[Component data from apps and pages]

==================================================

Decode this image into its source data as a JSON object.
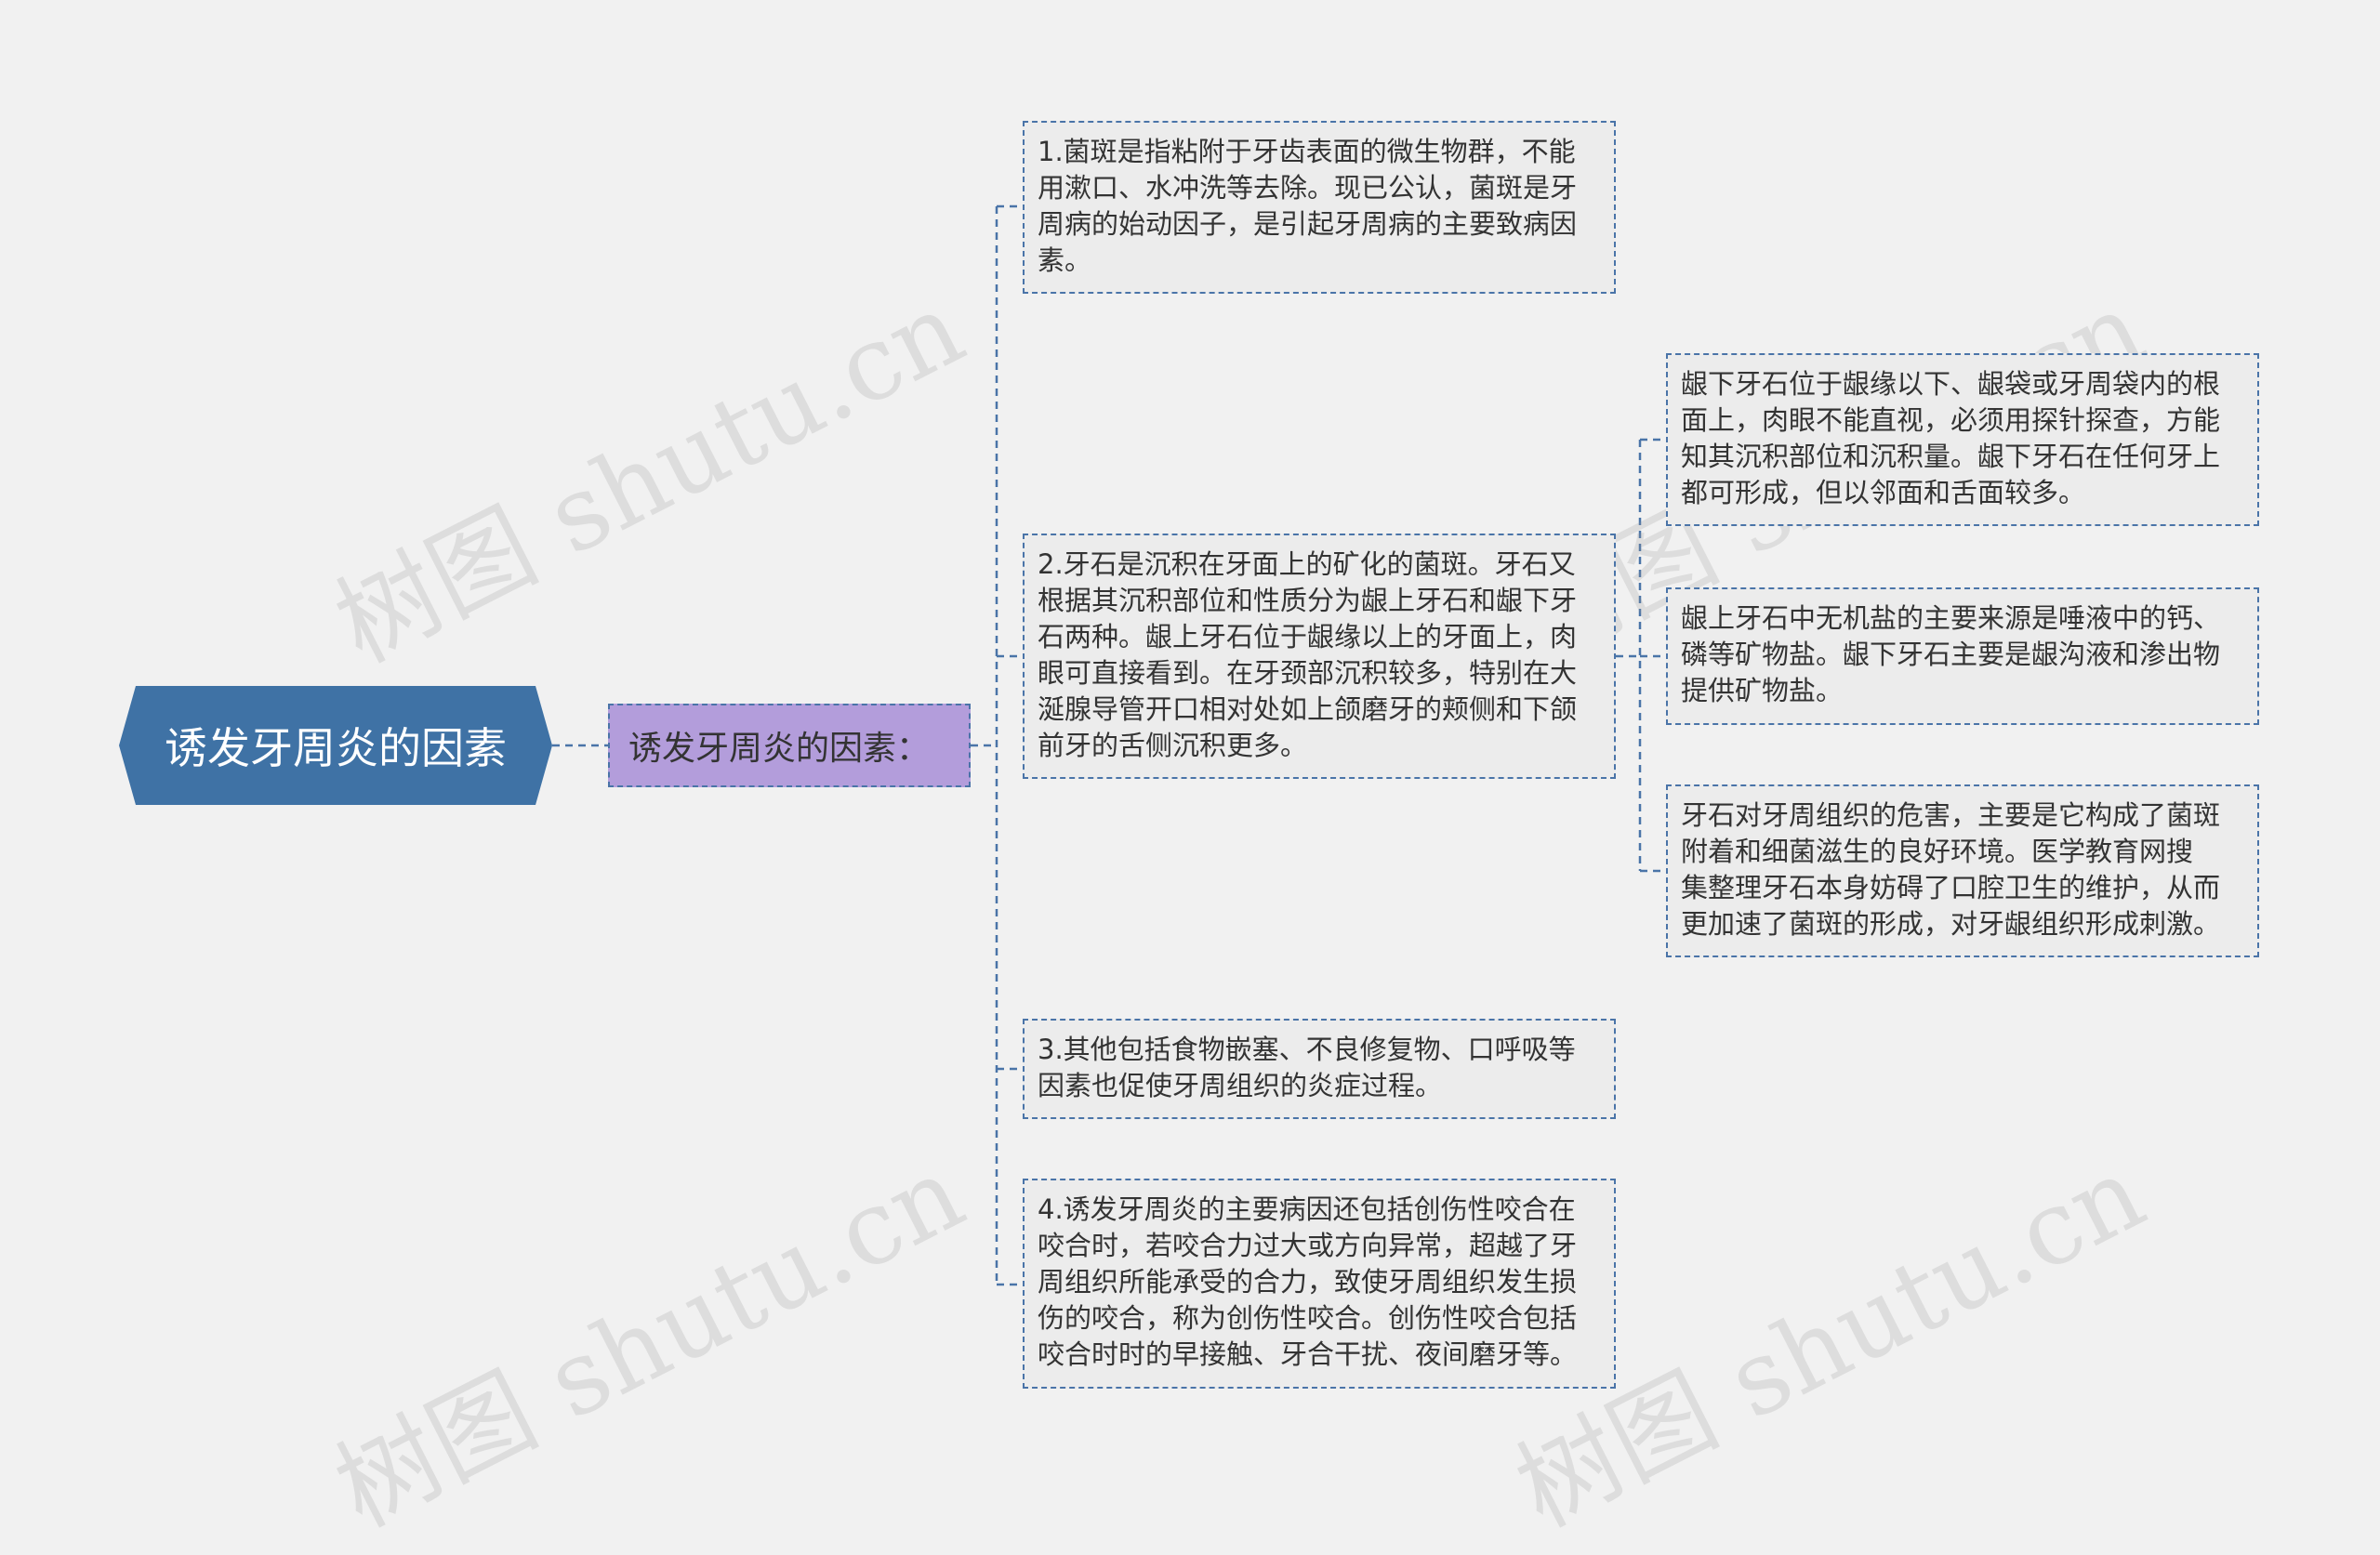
{
  "root": {
    "label": "诱发牙周炎的因素"
  },
  "branch": {
    "label": "诱发牙周炎的因素："
  },
  "leaves": [
    {
      "text": "1.菌斑是指粘附于牙齿表面的微生物群，不能\n用漱口、水冲洗等去除。现已公认，菌斑是牙\n周病的始动因子，是引起牙周病的主要致病因\n素。"
    },
    {
      "text": "2.牙石是沉积在牙面上的矿化的菌斑。牙石又\n根据其沉积部位和性质分为龈上牙石和龈下牙\n石两种。龈上牙石位于龈缘以上的牙面上，肉\n眼可直接看到。在牙颈部沉积较多，特别在大\n涎腺导管开口相对处如上颌磨牙的颊侧和下颌\n前牙的舌侧沉积更多。"
    },
    {
      "text": "3.其他包括食物嵌塞、不良修复物、口呼吸等\n因素也促使牙周组织的炎症过程。"
    },
    {
      "text": "4.诱发牙周炎的主要病因还包括创伤性咬合在\n咬合时，若咬合力过大或方向异常，超越了牙\n周组织所能承受的合力，致使牙周组织发生损\n伤的咬合，称为创伤性咬合。创伤性咬合包括\n咬合时时的早接触、牙合干扰、夜间磨牙等。"
    }
  ],
  "sub_leaves": [
    {
      "text": "龈下牙石位于龈缘以下、龈袋或牙周袋内的根\n面上，肉眼不能直视，必须用探针探查，方能\n知其沉积部位和沉积量。龈下牙石在任何牙上\n都可形成，但以邻面和舌面较多。"
    },
    {
      "text": "龈上牙石中无机盐的主要来源是唾液中的钙、\n磷等矿物盐。龈下牙石主要是龈沟液和渗出物\n提供矿物盐。"
    },
    {
      "text": "牙石对牙周组织的危害，主要是它构成了菌斑\n附着和细菌滋生的良好环境。医学教育网搜\n集整理牙石本身妨碍了口腔卫生的维护，从而\n更加速了菌斑的形成，对牙龈组织形成刺激。"
    }
  ],
  "watermark": "树图 shutu.cn",
  "colors": {
    "root": "#3f72a5",
    "branch": "#b39ddb",
    "connector": "#4a74a8",
    "background": "#f1f1f1"
  }
}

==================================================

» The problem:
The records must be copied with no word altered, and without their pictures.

» Task response:
Decode this image into its source data as a JSON object.
{
  "root": {
    "label": "诱发牙周炎的因素"
  },
  "branch": {
    "label": "诱发牙周炎的因素："
  },
  "leaves": [
    {
      "text": "1.菌斑是指粘附于牙齿表面的微生物群，不能\n用漱口、水冲洗等去除。现已公认，菌斑是牙\n周病的始动因子，是引起牙周病的主要致病因\n素。"
    },
    {
      "text": "2.牙石是沉积在牙面上的矿化的菌斑。牙石又\n根据其沉积部位和性质分为龈上牙石和龈下牙\n石两种。龈上牙石位于龈缘以上的牙面上，肉\n眼可直接看到。在牙颈部沉积较多，特别在大\n涎腺导管开口相对处如上颌磨牙的颊侧和下颌\n前牙的舌侧沉积更多。"
    },
    {
      "text": "3.其他包括食物嵌塞、不良修复物、口呼吸等\n因素也促使牙周组织的炎症过程。"
    },
    {
      "text": "4.诱发牙周炎的主要病因还包括创伤性咬合在\n咬合时，若咬合力过大或方向异常，超越了牙\n周组织所能承受的合力，致使牙周组织发生损\n伤的咬合，称为创伤性咬合。创伤性咬合包括\n咬合时时的早接触、牙合干扰、夜间磨牙等。"
    }
  ],
  "sub_leaves": [
    {
      "text": "龈下牙石位于龈缘以下、龈袋或牙周袋内的根\n面上，肉眼不能直视，必须用探针探查，方能\n知其沉积部位和沉积量。龈下牙石在任何牙上\n都可形成，但以邻面和舌面较多。"
    },
    {
      "text": "龈上牙石中无机盐的主要来源是唾液中的钙、\n磷等矿物盐。龈下牙石主要是龈沟液和渗出物\n提供矿物盐。"
    },
    {
      "text": "牙石对牙周组织的危害，主要是它构成了菌斑\n附着和细菌滋生的良好环境。医学教育网搜\n集整理牙石本身妨碍了口腔卫生的维护，从而\n更加速了菌斑的形成，对牙龈组织形成刺激。"
    }
  ],
  "watermark": "树图 shutu.cn",
  "colors": {
    "root": "#3f72a5",
    "branch": "#b39ddb",
    "connector": "#4a74a8",
    "background": "#f1f1f1"
  }
}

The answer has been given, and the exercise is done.